Multiple paragraphs are devoted to exploring whether or not McHenry was a coke addict. Her sister and ex-boyfriend are quoted. The author weaves a narrative of initial reluctance that became dabbling while partying, and eventually grew into a full fledged issue prompting conversations around counseling. If we don’t want to blame her, why tell us this? The story’s most haunting moment is in this section, when McHenry’s sister, asked about her sister’s ‘addiction’ and ‘partying,’ says, “She partied like everybody else parties…I think it was getting a little bit out of control, but that’s just because we live in 2018 now.”
We do live in 2018, when the coke might very well be laced with fentanyl, when a socialite might be able to pivot her Instagram fame into a reality show into a political career if she curates her feed well enough, and when sex workers risk their lives to make rent and avoid arrest. This is a time when both Lyric Mchenry and Song Yang died too young, and when one of the country’s most respected newspapers exploited and sensationalized their deaths through publishing macabre profiles rather than meaningful obituaries. This is also a time when we must admit that they did this to entice a public that binge watches shows about murdered girls, and that if we keep reading, we too are complicit in the everyday consumption of female death as entertainment.
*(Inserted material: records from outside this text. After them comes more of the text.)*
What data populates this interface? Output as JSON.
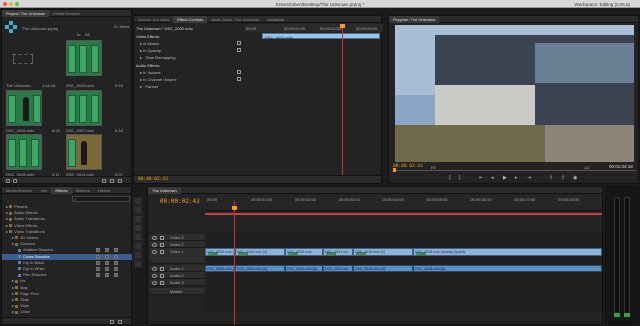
{
  "window": {
    "title": "/Users/robert/Desktop/The Unknown.prproj *",
    "workspace_label": "Workspace:",
    "workspace_value": "Editing (CS5.5)"
  },
  "project_panel": {
    "tabs": [
      "Project: The Unknown",
      "Media Browser"
    ],
    "file_name": "The Unknown.prproj",
    "item_count": "91 Items",
    "in_label": "In:",
    "in_value": "All",
    "items": [
      {
        "name": "The Unknown",
        "duration": "1;14;18"
      },
      {
        "name": "DSC_0025.m4v",
        "duration": "5:18"
      },
      {
        "name": "DSC_0006.m4v",
        "duration": "8:23"
      },
      {
        "name": "DSC_0007.m4v",
        "duration": "5:18"
      },
      {
        "name": "DSC_0028.m4v",
        "duration": "3:11"
      },
      {
        "name": "DSC_0011.m4v",
        "duration": "6:07"
      }
    ]
  },
  "effects_panel": {
    "tabs": [
      "Media Browser",
      "Info",
      "Effects",
      "Markers",
      "History"
    ],
    "items": [
      {
        "label": "Presets",
        "indent": 0
      },
      {
        "label": "Audio Effects",
        "indent": 0
      },
      {
        "label": "Audio Transitions",
        "indent": 0
      },
      {
        "label": "Video Effects",
        "indent": 0
      },
      {
        "label": "Video Transitions",
        "indent": 0
      },
      {
        "label": "3D Motion",
        "indent": 1
      },
      {
        "label": "Dissolve",
        "indent": 1
      },
      {
        "label": "Additive Dissolve",
        "indent": 2
      },
      {
        "label": "Cross Dissolve",
        "indent": 2
      },
      {
        "label": "Dip to Black",
        "indent": 2
      },
      {
        "label": "Dip to White",
        "indent": 2
      },
      {
        "label": "Film Dissolve",
        "indent": 2
      },
      {
        "label": "Iris",
        "indent": 1
      },
      {
        "label": "Map",
        "indent": 1
      },
      {
        "label": "Page Peel",
        "indent": 1
      },
      {
        "label": "Slide",
        "indent": 1
      },
      {
        "label": "Wipe",
        "indent": 1
      },
      {
        "label": "Zoom",
        "indent": 1
      }
    ],
    "selected_index": 8
  },
  "effect_controls": {
    "tabs": [
      "Source: (no clips)",
      "Effect Controls",
      "Audio Mixer: The Unknown",
      "Metadata"
    ],
    "clip_path": "The Unknown * DSC_0000.m4v",
    "ruler_start": "00:00",
    "ruler_marks": [
      "00:00:01:00",
      "00:00:02:00",
      "00:00:03:00"
    ],
    "clip_bar_label": "DSC_0000.m4v",
    "rows": [
      {
        "label": "Video Effects",
        "kind": "head"
      },
      {
        "label": "Motion",
        "kind": "item"
      },
      {
        "label": "Opacity",
        "kind": "item"
      },
      {
        "label": "Time Remapping",
        "kind": "item"
      },
      {
        "label": "Audio Effects",
        "kind": "head"
      },
      {
        "label": "Volume",
        "kind": "item"
      },
      {
        "label": "Channel Volume",
        "kind": "item"
      },
      {
        "label": "Panner",
        "kind": "item"
      }
    ],
    "timecode": "00:00:02:43"
  },
  "program_monitor": {
    "tab": "Program: The Unknown",
    "timecode": "00:00:02:43",
    "fit_label": "Fit",
    "page": "1/2",
    "duration": "00:01:04:18"
  },
  "timeline": {
    "tab": "The Unknown",
    "timecode": "00:00:02:43",
    "ruler": [
      "00:00",
      "00:00:01:00",
      "00:00:02:00",
      "00:00:03:00",
      "00:00:04:00",
      "00:00:05:00",
      "00:00:06:00",
      "00:00:07:00",
      "00:00:08:00"
    ],
    "tracks": [
      "Video 3",
      "Video 2",
      "Video 1",
      "Audio 1",
      "Audio 2",
      "Audio 3",
      "Master"
    ],
    "video_clips": [
      "DSC_0000.m4v [V] Opacity",
      "DSC_0026.m4v [V]",
      "DSC_0025.m4v",
      "DSC_0021.m4",
      "DSC_0016.m4v [V]",
      "DSC_0018.m4v Opacity:Opacity"
    ],
    "audio_clips": [
      "DSC_0000.m4v [A]",
      "DSC_0026.m4v [A]",
      "DSC_0025.m4v [A]",
      "DSC_0021.m4",
      "DSC_0016.m4v [A]",
      "DSC_0018.m4v [A]"
    ]
  },
  "colors": {
    "timecode": "#f0a020",
    "playhead": "#d03030",
    "selection": "#3a5d8c",
    "video_clip": "#8bb4d8",
    "audio_clip": "#5a8fc2"
  }
}
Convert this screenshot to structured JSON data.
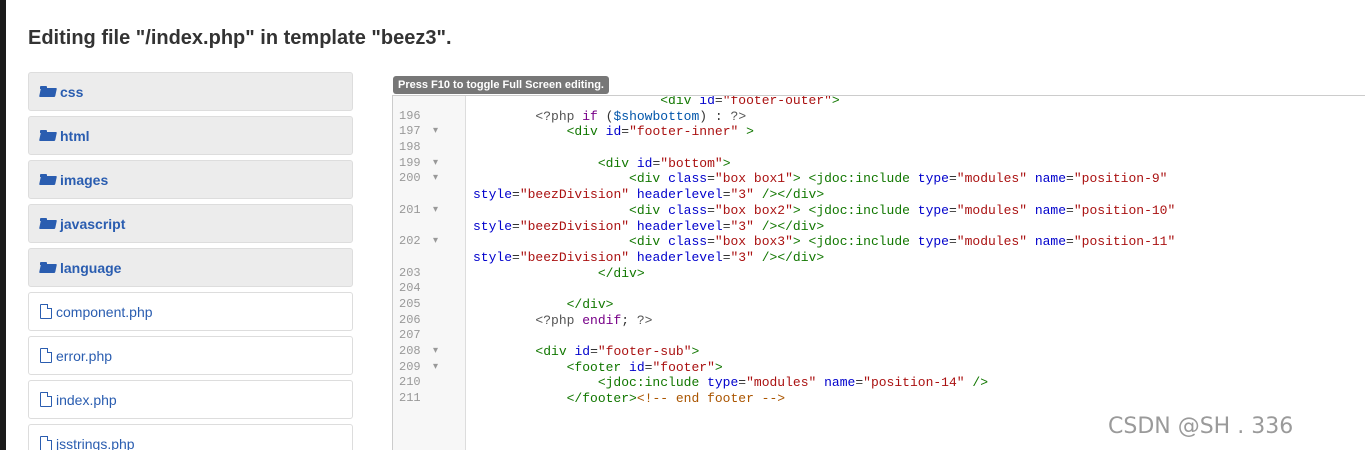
{
  "page": {
    "title": "Editing file \"/index.php\" in template \"beez3\"."
  },
  "tree": {
    "items": [
      {
        "type": "folder",
        "label": "css"
      },
      {
        "type": "folder",
        "label": "html"
      },
      {
        "type": "folder",
        "label": "images"
      },
      {
        "type": "folder",
        "label": "javascript"
      },
      {
        "type": "folder",
        "label": "language"
      },
      {
        "type": "file",
        "label": "component.php"
      },
      {
        "type": "file",
        "label": "error.php"
      },
      {
        "type": "file",
        "label": "index.php"
      },
      {
        "type": "file",
        "label": "jsstrings.php"
      }
    ]
  },
  "editor": {
    "hint": "Press F10 to toggle Full Screen editing.",
    "lines": [
      {
        "n": "",
        "fold": "",
        "code": "                        <div id=\"footer-outer\">"
      },
      {
        "n": "196",
        "fold": "",
        "code": "        <?php if ($showbottom) : ?>"
      },
      {
        "n": "197",
        "fold": "▾",
        "code": "            <div id=\"footer-inner\" >"
      },
      {
        "n": "198",
        "fold": "",
        "code": ""
      },
      {
        "n": "199",
        "fold": "▾",
        "code": "                <div id=\"bottom\">"
      },
      {
        "n": "200",
        "fold": "▾",
        "code": "                    <div class=\"box box1\"> <jdoc:include type=\"modules\" name=\"position-9\""
      },
      {
        "n": "",
        "fold": "",
        "code": "style=\"beezDivision\" headerlevel=\"3\" /></div>"
      },
      {
        "n": "201",
        "fold": "▾",
        "code": "                    <div class=\"box box2\"> <jdoc:include type=\"modules\" name=\"position-10\""
      },
      {
        "n": "",
        "fold": "",
        "code": "style=\"beezDivision\" headerlevel=\"3\" /></div>"
      },
      {
        "n": "202",
        "fold": "▾",
        "code": "                    <div class=\"box box3\"> <jdoc:include type=\"modules\" name=\"position-11\""
      },
      {
        "n": "",
        "fold": "",
        "code": "style=\"beezDivision\" headerlevel=\"3\" /></div>"
      },
      {
        "n": "203",
        "fold": "",
        "code": "                </div>"
      },
      {
        "n": "204",
        "fold": "",
        "code": ""
      },
      {
        "n": "205",
        "fold": "",
        "code": "            </div>"
      },
      {
        "n": "206",
        "fold": "",
        "code": "        <?php endif; ?>"
      },
      {
        "n": "207",
        "fold": "",
        "code": ""
      },
      {
        "n": "208",
        "fold": "▾",
        "code": "        <div id=\"footer-sub\">"
      },
      {
        "n": "209",
        "fold": "▾",
        "code": "            <footer id=\"footer\">"
      },
      {
        "n": "210",
        "fold": "",
        "code": "                <jdoc:include type=\"modules\" name=\"position-14\" />"
      },
      {
        "n": "211",
        "fold": "",
        "code": "            </footer><!-- end footer -->"
      }
    ]
  },
  "watermark": "CSDN @SH    . 336"
}
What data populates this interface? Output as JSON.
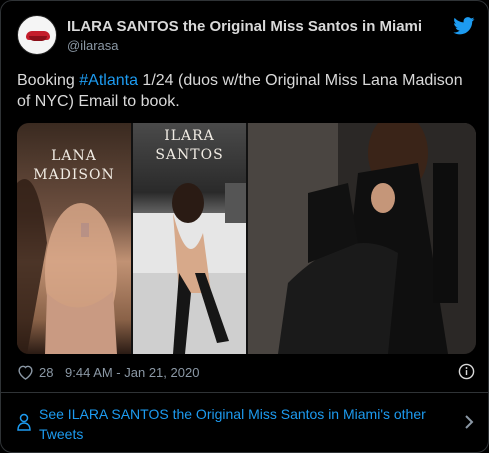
{
  "author": {
    "display_name": "ILARA SANTOS the Original Miss Santos in Miami",
    "handle": "@ilarasa"
  },
  "tweet": {
    "text_before": "Booking ",
    "hashtag": "#Atlanta",
    "text_after": " 1/24 (duos w/the Original Miss Lana Madison of NYC) Email to book."
  },
  "media": {
    "photo_1_label_line1": "LANA",
    "photo_1_label_line2": "MADISON",
    "photo_2_label_line1": "ILARA",
    "photo_2_label_line2": "SANTOS"
  },
  "meta": {
    "like_count": "28",
    "timestamp": "9:44 AM - Jan 21, 2020"
  },
  "footer": {
    "see_more": "See ILARA SANTOS the Original Miss Santos in Miami's other Tweets"
  },
  "colors": {
    "background": "#000000",
    "text": "#d9d9d9",
    "muted": "#8b98a5",
    "accent": "#1d9bf0"
  },
  "icons": [
    "avatar-lips",
    "twitter-bird-icon",
    "heart-icon",
    "info-icon",
    "person-icon",
    "chevron-right-icon"
  ]
}
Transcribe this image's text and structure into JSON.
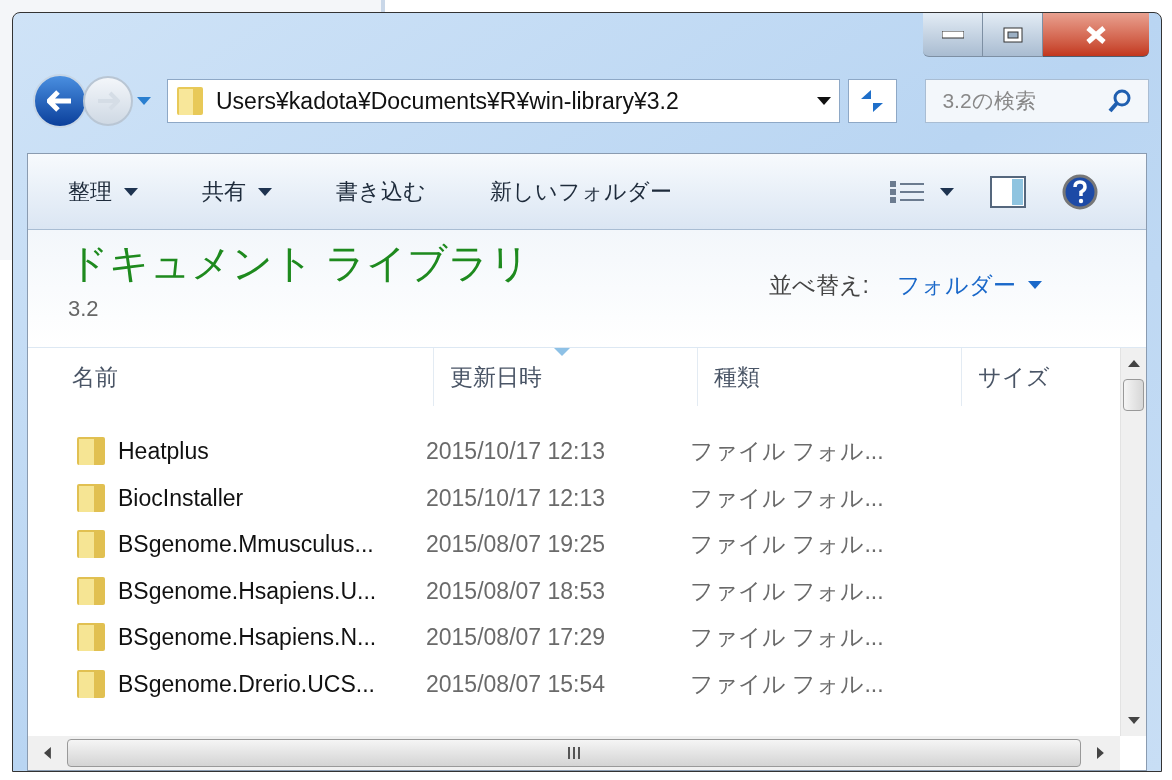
{
  "window": {
    "controls": [
      {
        "kind": "minimize"
      },
      {
        "kind": "maximize"
      },
      {
        "kind": "close"
      }
    ]
  },
  "address": {
    "path": "Users¥kadota¥Documents¥R¥win-library¥3.2"
  },
  "search": {
    "placeholder": "3.2の検索"
  },
  "toolbar": [
    {
      "label": "整理",
      "dropdown": true
    },
    {
      "label": "共有",
      "dropdown": true
    },
    {
      "label": "書き込む",
      "dropdown": false
    },
    {
      "label": "新しいフォルダー",
      "dropdown": false
    }
  ],
  "library": {
    "title": "ドキュメント ライブラリ",
    "subtitle": "3.2",
    "sort_label": "並べ替え:",
    "sort_value": "フォルダー"
  },
  "table": {
    "columns": [
      {
        "label": "名前",
        "sorted": false
      },
      {
        "label": "更新日時",
        "sorted": true
      },
      {
        "label": "種類",
        "sorted": false
      },
      {
        "label": "サイズ",
        "sorted": false
      }
    ],
    "rows": [
      {
        "name": "Heatplus",
        "modified": "2015/10/17 12:13",
        "type": "ファイル フォル..."
      },
      {
        "name": "BiocInstaller",
        "modified": "2015/10/17 12:13",
        "type": "ファイル フォル..."
      },
      {
        "name": "BSgenome.Mmusculus...",
        "modified": "2015/08/07 19:25",
        "type": "ファイル フォル..."
      },
      {
        "name": "BSgenome.Hsapiens.U...",
        "modified": "2015/08/07 18:53",
        "type": "ファイル フォル..."
      },
      {
        "name": "BSgenome.Hsapiens.N...",
        "modified": "2015/08/07 17:29",
        "type": "ファイル フォル..."
      },
      {
        "name": "BSgenome.Drerio.UCS...",
        "modified": "2015/08/07 15:54",
        "type": "ファイル フォル..."
      }
    ]
  }
}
EMMELINE CLEIN is a freelance writer and serial intern living in Brooklyn. She grew up in Washington, DC and received her BA in history from Columbia University. Her writing has appeared in The Nation and Memoir Mixtapes. You can find her on Twitter, where she will probably be hysterically tweeting about the demise of democracy.20